Drug and mobile phone users will be more strongly targeted as a result of new road safety measures recently passed in state parliament.

The Road Transport Legislation Amendment (Road Safety) Bill 2018 now extends police powers relating to roadside testing for cocaine, as well as increases in penalties for driving under the influence, and enables camera-based enforcement of mobile phone use.

Minister for Police and Member for Dubbo Troy Grant said the reforms were part of broader state road safety goals.

“NSW is the first jurisdiction in Australia to introduce legislation to enable automated camera enforcement of mobile phones, showing this Government’s ongoing commitment to road safety as technology and societal trends change,” Mr Grant said.

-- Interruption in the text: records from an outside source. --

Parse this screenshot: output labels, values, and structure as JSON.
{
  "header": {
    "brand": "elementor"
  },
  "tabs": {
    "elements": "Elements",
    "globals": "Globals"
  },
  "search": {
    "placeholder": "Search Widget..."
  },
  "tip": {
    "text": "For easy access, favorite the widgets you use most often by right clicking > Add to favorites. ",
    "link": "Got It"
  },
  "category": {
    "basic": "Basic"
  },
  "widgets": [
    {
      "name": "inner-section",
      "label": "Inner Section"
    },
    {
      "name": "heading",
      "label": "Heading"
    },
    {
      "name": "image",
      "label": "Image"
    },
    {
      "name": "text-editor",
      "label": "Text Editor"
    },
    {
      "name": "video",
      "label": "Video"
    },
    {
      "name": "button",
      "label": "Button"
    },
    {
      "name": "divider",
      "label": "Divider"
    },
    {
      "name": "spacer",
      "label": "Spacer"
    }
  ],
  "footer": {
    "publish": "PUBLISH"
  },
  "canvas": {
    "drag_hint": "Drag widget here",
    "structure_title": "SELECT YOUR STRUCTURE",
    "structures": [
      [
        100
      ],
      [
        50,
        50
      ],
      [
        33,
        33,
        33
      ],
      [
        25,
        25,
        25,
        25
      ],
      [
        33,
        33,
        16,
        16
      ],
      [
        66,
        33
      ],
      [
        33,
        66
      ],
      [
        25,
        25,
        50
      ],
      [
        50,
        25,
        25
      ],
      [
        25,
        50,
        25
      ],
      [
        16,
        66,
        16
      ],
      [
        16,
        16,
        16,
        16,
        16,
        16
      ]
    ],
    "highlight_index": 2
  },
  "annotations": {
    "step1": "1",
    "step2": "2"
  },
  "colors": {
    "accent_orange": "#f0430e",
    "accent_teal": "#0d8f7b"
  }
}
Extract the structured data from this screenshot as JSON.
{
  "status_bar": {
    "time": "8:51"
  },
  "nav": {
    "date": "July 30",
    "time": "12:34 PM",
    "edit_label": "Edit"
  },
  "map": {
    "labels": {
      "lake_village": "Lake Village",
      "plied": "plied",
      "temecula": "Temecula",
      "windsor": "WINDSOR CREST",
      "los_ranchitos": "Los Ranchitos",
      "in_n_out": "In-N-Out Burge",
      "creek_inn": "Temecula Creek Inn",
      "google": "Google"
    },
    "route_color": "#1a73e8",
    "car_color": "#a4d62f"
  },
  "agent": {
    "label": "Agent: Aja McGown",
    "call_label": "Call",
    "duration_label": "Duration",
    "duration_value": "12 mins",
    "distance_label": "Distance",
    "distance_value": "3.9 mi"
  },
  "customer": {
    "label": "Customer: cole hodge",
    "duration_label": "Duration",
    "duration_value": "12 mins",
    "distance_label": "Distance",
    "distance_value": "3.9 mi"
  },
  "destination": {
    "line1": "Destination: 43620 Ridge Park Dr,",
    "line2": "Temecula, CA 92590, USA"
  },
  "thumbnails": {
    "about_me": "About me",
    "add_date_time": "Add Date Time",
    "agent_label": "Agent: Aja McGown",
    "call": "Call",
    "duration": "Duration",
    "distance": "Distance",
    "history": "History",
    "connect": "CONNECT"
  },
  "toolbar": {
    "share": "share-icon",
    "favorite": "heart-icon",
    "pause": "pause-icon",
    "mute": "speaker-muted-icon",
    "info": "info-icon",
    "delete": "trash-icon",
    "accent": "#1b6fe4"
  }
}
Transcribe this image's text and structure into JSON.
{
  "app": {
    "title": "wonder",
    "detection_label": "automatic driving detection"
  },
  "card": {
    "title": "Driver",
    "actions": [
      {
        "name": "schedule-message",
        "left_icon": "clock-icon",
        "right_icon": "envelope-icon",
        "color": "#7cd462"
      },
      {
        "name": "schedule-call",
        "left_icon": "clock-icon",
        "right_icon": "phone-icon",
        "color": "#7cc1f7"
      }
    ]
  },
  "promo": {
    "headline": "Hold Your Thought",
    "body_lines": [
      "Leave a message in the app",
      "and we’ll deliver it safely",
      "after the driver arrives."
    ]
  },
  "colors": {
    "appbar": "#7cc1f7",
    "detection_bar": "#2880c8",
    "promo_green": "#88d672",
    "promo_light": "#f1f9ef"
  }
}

The bill amends the Road Transport Act 2013, as well as the Transport Administration Act 1988, to pay any fines from camera-detected mobile phone offences to the Community Road Safety Fund; and the Marine Safety Act 1998 to ensure regimes for oral fluid drug testing applies to marine drivers and vessel operators.

Last year, 74 people died in crashes where a driver or rider had an illicit drug present in their system. From 2012-2017, 184 crashes involved illegal mobile phone use, which resulted in seven deaths and 105 injuries.

Mr Grant said the NSW Government is committed to improving road safety and is calling on all road users to do their bit, don’t break the law and stay safe on our roads.

In a recent three-day operation which ran at the end of the school holidays, Southern NSW police conducted 781 random drug tests, with 53 returning a positive result.

Poor driver behaviour, including speeding, drink-driving, using a mobile phone and fatigue is continuing despite endless pleas from police and emergency services.

With speeding contributing to eight in ten fatalities on country roads (where the speed limit is 100km/hour or higher), the influence of drugs on a driver or the distraction of a mobile phone is amplified.

Greg Rappo, program director at non-for-profit training organisation Road Safety Education Limited, said, “As your speed increases – so does the distance you travel while your brain is processing information and reacting to it – and so does the distance you need to stop. The average time it takes for most drivers to react to a risky situation on the road is 1.5 seconds.

"A driver who is fatigued or distracted (for example, using a mobile phone or affected by drugs) may take as long as three critical seconds to react.”

The legislative reforms will come into effect from July 1, 2018.